writers! Also look for a lot of special guests in these trailers, and REALLY look
hard during "Don't!" and you'll see some familiar faces. OK, now comes the
one that has been getting the most criticism, Quentin Tarantino's "Death
Proof". A lot of people I know (and many I don't) have complained that it's
too long, there's too much talk etc. Well there is a lot of talk. I was actually
surprised by just how much there was.
On the upside of that, what everything these girls said was pretty damn
interesting. And also Tarantino plays a dangerous game by removing his main
character for a good portion of the film. Your set up is great as you have
Stuntman Mike (played by Kurt Russell), slyly stalking these various girls and
then quite graphically killing them using his car in the place of a chainsaw, axe
or machete.
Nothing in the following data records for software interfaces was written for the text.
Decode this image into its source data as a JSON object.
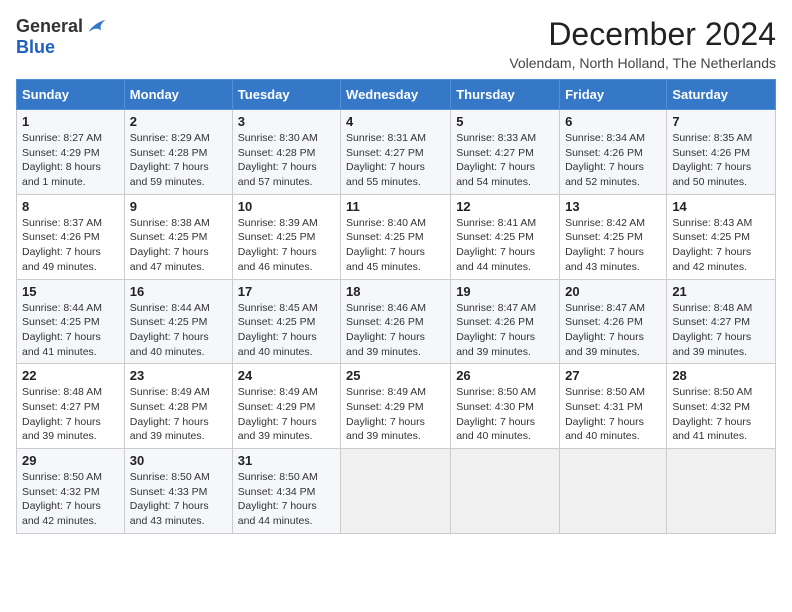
{
  "logo": {
    "general": "General",
    "blue": "Blue"
  },
  "title": "December 2024",
  "location": "Volendam, North Holland, The Netherlands",
  "days_of_week": [
    "Sunday",
    "Monday",
    "Tuesday",
    "Wednesday",
    "Thursday",
    "Friday",
    "Saturday"
  ],
  "weeks": [
    [
      {
        "day": "1",
        "info": "Sunrise: 8:27 AM\nSunset: 4:29 PM\nDaylight: 8 hours\nand 1 minute."
      },
      {
        "day": "2",
        "info": "Sunrise: 8:29 AM\nSunset: 4:28 PM\nDaylight: 7 hours\nand 59 minutes."
      },
      {
        "day": "3",
        "info": "Sunrise: 8:30 AM\nSunset: 4:28 PM\nDaylight: 7 hours\nand 57 minutes."
      },
      {
        "day": "4",
        "info": "Sunrise: 8:31 AM\nSunset: 4:27 PM\nDaylight: 7 hours\nand 55 minutes."
      },
      {
        "day": "5",
        "info": "Sunrise: 8:33 AM\nSunset: 4:27 PM\nDaylight: 7 hours\nand 54 minutes."
      },
      {
        "day": "6",
        "info": "Sunrise: 8:34 AM\nSunset: 4:26 PM\nDaylight: 7 hours\nand 52 minutes."
      },
      {
        "day": "7",
        "info": "Sunrise: 8:35 AM\nSunset: 4:26 PM\nDaylight: 7 hours\nand 50 minutes."
      }
    ],
    [
      {
        "day": "8",
        "info": "Sunrise: 8:37 AM\nSunset: 4:26 PM\nDaylight: 7 hours\nand 49 minutes."
      },
      {
        "day": "9",
        "info": "Sunrise: 8:38 AM\nSunset: 4:25 PM\nDaylight: 7 hours\nand 47 minutes."
      },
      {
        "day": "10",
        "info": "Sunrise: 8:39 AM\nSunset: 4:25 PM\nDaylight: 7 hours\nand 46 minutes."
      },
      {
        "day": "11",
        "info": "Sunrise: 8:40 AM\nSunset: 4:25 PM\nDaylight: 7 hours\nand 45 minutes."
      },
      {
        "day": "12",
        "info": "Sunrise: 8:41 AM\nSunset: 4:25 PM\nDaylight: 7 hours\nand 44 minutes."
      },
      {
        "day": "13",
        "info": "Sunrise: 8:42 AM\nSunset: 4:25 PM\nDaylight: 7 hours\nand 43 minutes."
      },
      {
        "day": "14",
        "info": "Sunrise: 8:43 AM\nSunset: 4:25 PM\nDaylight: 7 hours\nand 42 minutes."
      }
    ],
    [
      {
        "day": "15",
        "info": "Sunrise: 8:44 AM\nSunset: 4:25 PM\nDaylight: 7 hours\nand 41 minutes."
      },
      {
        "day": "16",
        "info": "Sunrise: 8:44 AM\nSunset: 4:25 PM\nDaylight: 7 hours\nand 40 minutes."
      },
      {
        "day": "17",
        "info": "Sunrise: 8:45 AM\nSunset: 4:25 PM\nDaylight: 7 hours\nand 40 minutes."
      },
      {
        "day": "18",
        "info": "Sunrise: 8:46 AM\nSunset: 4:26 PM\nDaylight: 7 hours\nand 39 minutes."
      },
      {
        "day": "19",
        "info": "Sunrise: 8:47 AM\nSunset: 4:26 PM\nDaylight: 7 hours\nand 39 minutes."
      },
      {
        "day": "20",
        "info": "Sunrise: 8:47 AM\nSunset: 4:26 PM\nDaylight: 7 hours\nand 39 minutes."
      },
      {
        "day": "21",
        "info": "Sunrise: 8:48 AM\nSunset: 4:27 PM\nDaylight: 7 hours\nand 39 minutes."
      }
    ],
    [
      {
        "day": "22",
        "info": "Sunrise: 8:48 AM\nSunset: 4:27 PM\nDaylight: 7 hours\nand 39 minutes."
      },
      {
        "day": "23",
        "info": "Sunrise: 8:49 AM\nSunset: 4:28 PM\nDaylight: 7 hours\nand 39 minutes."
      },
      {
        "day": "24",
        "info": "Sunrise: 8:49 AM\nSunset: 4:29 PM\nDaylight: 7 hours\nand 39 minutes."
      },
      {
        "day": "25",
        "info": "Sunrise: 8:49 AM\nSunset: 4:29 PM\nDaylight: 7 hours\nand 39 minutes."
      },
      {
        "day": "26",
        "info": "Sunrise: 8:50 AM\nSunset: 4:30 PM\nDaylight: 7 hours\nand 40 minutes."
      },
      {
        "day": "27",
        "info": "Sunrise: 8:50 AM\nSunset: 4:31 PM\nDaylight: 7 hours\nand 40 minutes."
      },
      {
        "day": "28",
        "info": "Sunrise: 8:50 AM\nSunset: 4:32 PM\nDaylight: 7 hours\nand 41 minutes."
      }
    ],
    [
      {
        "day": "29",
        "info": "Sunrise: 8:50 AM\nSunset: 4:32 PM\nDaylight: 7 hours\nand 42 minutes."
      },
      {
        "day": "30",
        "info": "Sunrise: 8:50 AM\nSunset: 4:33 PM\nDaylight: 7 hours\nand 43 minutes."
      },
      {
        "day": "31",
        "info": "Sunrise: 8:50 AM\nSunset: 4:34 PM\nDaylight: 7 hours\nand 44 minutes."
      },
      null,
      null,
      null,
      null
    ]
  ]
}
They get to meet Mike, and some girls then "poof"; They're all
gone. Then you see the cycle begin again, this time with a bunch of
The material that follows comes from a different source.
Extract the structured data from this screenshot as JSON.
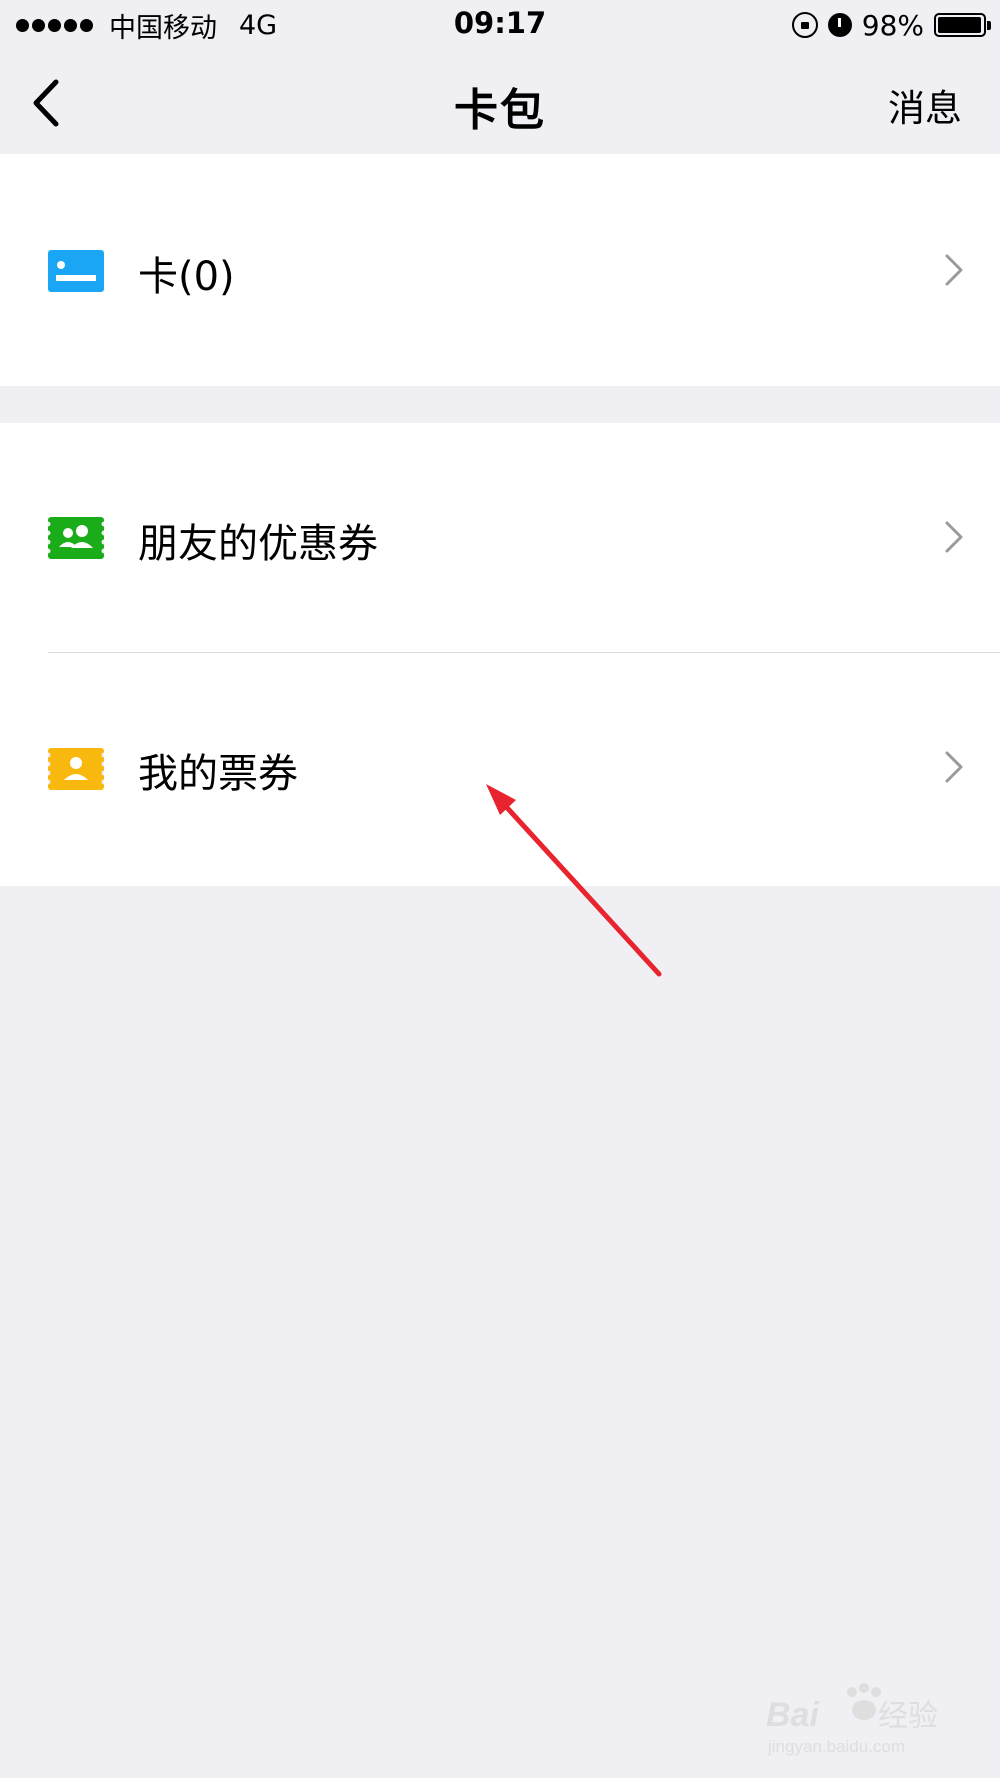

ass-kickin' ladies who don't mess around. Now as I watched it there were
things for me that felt wrong. The picture was more clear, there was an
increased amount of talk and deeper conversations then you'd find in these
types of films. However... I figured it out. At least I believe I did. Tarantino
was making a picture that was chop-suey. Meaning in real life this would've
been one those movies where the studio cut and paste the cooler stuff
Will a lot of people get this? I doubt it, but still that's what he was up to.
Now when "Death Proof" does get into itself, it gives you one monster chase
sequence that honestly had me wondering what the hell would happen next.
Where can and will this go? And in a pretty humorous and loud "hell yes!"
sort of way it comes to it's conclusion. So at the end of the day, all chips on
the table, what is this? I mean really. It is a double feature of B-action,
comedy, thrillers with a nice amount of horror textures. It's cool, it will divide
people for sure and it can be something that young filmmakers, writers,
anybody can go to and look and say, 'whoa... what was that from?' 'Man,
maybe I should check out this "Vanishing Point"' (which everyone SHOULD
see). These are brilliant and different works that are getting the main stage
treatment after decades of being in the corner. Ladies and gentleman, boys
and girls, welcome to the "Grindhouse" and hope you come again.
Online since: February 20th, 2006